Excerpts from an interface dataset
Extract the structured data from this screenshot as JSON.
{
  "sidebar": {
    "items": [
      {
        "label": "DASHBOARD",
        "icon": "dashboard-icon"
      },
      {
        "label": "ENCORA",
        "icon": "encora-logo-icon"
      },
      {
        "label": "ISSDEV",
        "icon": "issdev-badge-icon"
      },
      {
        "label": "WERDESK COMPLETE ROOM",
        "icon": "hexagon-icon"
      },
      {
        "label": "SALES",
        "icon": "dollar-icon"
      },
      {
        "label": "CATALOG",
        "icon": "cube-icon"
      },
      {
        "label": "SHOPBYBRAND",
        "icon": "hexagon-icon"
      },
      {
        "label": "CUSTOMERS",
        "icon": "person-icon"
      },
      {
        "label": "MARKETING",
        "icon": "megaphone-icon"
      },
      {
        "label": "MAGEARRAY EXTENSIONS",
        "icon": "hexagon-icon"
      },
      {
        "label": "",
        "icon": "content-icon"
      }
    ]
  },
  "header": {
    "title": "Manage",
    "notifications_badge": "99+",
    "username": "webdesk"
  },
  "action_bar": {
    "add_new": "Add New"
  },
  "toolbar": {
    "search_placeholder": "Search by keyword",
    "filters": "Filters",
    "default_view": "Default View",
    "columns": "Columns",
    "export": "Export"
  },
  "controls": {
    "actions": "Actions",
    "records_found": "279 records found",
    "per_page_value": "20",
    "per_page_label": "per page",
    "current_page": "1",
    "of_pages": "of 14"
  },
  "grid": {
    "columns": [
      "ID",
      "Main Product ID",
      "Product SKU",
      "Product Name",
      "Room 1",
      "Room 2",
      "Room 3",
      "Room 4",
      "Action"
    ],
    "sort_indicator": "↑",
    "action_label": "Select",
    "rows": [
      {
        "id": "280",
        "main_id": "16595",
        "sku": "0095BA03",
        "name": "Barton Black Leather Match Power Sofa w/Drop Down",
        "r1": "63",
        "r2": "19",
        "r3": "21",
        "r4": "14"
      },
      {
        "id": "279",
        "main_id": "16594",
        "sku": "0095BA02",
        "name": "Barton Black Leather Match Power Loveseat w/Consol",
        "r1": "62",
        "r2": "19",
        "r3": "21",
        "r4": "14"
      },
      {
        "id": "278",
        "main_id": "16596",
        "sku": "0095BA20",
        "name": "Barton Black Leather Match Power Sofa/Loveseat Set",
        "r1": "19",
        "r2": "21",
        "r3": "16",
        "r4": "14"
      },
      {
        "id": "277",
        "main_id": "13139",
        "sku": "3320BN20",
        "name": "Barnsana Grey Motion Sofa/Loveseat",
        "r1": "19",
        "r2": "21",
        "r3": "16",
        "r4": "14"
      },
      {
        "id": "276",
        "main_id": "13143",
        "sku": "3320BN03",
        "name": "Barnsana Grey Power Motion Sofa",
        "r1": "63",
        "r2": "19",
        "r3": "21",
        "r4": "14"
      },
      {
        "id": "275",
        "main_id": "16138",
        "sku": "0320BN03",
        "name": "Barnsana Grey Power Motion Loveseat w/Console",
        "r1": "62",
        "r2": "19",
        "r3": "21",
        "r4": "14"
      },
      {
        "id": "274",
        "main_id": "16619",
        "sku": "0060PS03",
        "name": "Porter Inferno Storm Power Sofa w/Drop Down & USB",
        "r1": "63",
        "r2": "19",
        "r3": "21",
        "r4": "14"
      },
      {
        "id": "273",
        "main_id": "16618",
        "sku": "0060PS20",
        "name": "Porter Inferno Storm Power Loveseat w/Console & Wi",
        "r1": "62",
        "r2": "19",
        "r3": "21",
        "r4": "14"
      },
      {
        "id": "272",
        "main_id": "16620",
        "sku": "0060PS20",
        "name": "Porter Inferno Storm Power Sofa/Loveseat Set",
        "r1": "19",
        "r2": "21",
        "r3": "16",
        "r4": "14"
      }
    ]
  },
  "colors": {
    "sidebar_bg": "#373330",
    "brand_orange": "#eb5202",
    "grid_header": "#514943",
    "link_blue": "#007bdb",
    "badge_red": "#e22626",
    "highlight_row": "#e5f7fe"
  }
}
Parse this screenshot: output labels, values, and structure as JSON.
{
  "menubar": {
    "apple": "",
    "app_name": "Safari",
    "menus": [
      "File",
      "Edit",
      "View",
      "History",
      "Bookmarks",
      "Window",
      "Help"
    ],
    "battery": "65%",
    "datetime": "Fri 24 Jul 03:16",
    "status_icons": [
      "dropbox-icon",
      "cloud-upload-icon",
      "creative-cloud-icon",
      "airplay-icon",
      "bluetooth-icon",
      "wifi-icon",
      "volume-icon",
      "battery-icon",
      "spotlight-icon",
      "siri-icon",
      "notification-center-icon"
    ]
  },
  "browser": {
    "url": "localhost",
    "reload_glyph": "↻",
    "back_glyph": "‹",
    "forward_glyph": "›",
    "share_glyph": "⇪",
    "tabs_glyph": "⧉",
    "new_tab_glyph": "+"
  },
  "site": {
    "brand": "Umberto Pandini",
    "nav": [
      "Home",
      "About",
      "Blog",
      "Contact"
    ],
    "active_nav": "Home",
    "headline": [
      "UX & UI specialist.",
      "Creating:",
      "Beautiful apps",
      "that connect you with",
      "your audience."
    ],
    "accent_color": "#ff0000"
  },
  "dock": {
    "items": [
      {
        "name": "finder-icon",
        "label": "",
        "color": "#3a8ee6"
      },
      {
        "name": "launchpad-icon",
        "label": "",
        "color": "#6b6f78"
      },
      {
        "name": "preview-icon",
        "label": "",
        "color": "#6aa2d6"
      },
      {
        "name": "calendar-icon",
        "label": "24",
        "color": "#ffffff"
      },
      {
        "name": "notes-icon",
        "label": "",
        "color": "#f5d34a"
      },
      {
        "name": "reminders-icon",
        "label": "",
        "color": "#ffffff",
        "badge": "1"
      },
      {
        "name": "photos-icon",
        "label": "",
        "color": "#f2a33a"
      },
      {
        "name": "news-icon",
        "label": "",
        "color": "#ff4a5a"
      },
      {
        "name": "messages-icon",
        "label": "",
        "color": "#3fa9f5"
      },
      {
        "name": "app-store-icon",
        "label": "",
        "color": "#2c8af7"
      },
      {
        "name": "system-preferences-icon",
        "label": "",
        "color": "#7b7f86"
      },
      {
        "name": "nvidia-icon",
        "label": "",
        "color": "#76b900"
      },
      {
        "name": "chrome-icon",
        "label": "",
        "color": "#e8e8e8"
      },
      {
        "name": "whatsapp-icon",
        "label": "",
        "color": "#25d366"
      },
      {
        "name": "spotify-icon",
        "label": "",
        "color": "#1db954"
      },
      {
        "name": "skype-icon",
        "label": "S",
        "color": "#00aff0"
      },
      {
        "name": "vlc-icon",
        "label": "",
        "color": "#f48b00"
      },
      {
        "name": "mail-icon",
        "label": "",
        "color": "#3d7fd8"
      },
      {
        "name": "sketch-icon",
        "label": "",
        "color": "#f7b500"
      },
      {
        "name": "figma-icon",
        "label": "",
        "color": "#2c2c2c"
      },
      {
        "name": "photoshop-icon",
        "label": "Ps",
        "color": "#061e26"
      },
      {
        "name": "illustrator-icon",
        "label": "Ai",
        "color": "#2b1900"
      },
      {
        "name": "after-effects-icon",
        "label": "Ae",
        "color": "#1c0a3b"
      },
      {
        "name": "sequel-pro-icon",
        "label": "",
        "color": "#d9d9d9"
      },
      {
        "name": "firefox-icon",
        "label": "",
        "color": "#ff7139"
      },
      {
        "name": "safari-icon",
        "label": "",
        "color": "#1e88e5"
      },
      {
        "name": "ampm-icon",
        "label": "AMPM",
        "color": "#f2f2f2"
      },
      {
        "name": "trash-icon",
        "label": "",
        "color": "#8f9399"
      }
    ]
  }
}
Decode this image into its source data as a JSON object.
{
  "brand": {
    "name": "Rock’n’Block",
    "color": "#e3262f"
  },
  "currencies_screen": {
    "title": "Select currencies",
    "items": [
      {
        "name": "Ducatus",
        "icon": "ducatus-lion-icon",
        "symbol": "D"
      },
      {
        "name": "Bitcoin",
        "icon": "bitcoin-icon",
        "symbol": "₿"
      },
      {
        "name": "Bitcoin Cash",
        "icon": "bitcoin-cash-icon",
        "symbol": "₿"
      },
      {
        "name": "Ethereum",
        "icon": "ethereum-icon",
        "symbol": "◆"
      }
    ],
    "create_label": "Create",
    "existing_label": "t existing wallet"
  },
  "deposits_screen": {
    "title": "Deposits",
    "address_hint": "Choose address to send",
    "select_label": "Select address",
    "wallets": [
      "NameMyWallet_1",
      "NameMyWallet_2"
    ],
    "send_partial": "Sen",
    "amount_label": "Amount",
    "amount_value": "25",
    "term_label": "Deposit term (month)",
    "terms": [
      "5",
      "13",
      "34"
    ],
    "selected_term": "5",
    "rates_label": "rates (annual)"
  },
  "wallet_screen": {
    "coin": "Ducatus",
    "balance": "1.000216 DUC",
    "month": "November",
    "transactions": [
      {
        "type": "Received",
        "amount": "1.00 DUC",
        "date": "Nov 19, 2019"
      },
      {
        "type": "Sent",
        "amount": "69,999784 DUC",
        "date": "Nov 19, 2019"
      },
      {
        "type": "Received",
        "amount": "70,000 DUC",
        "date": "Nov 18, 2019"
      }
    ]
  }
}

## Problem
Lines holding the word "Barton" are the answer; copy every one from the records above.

## Result of this task
        "name": "Barton Black Leather Match Power Sofa w/Drop Down",
        "name": "Barton Black Leather Match Power Loveseat w/Consol",
        "name": "Barton Black Leather Match Power Sofa/Loveseat Set",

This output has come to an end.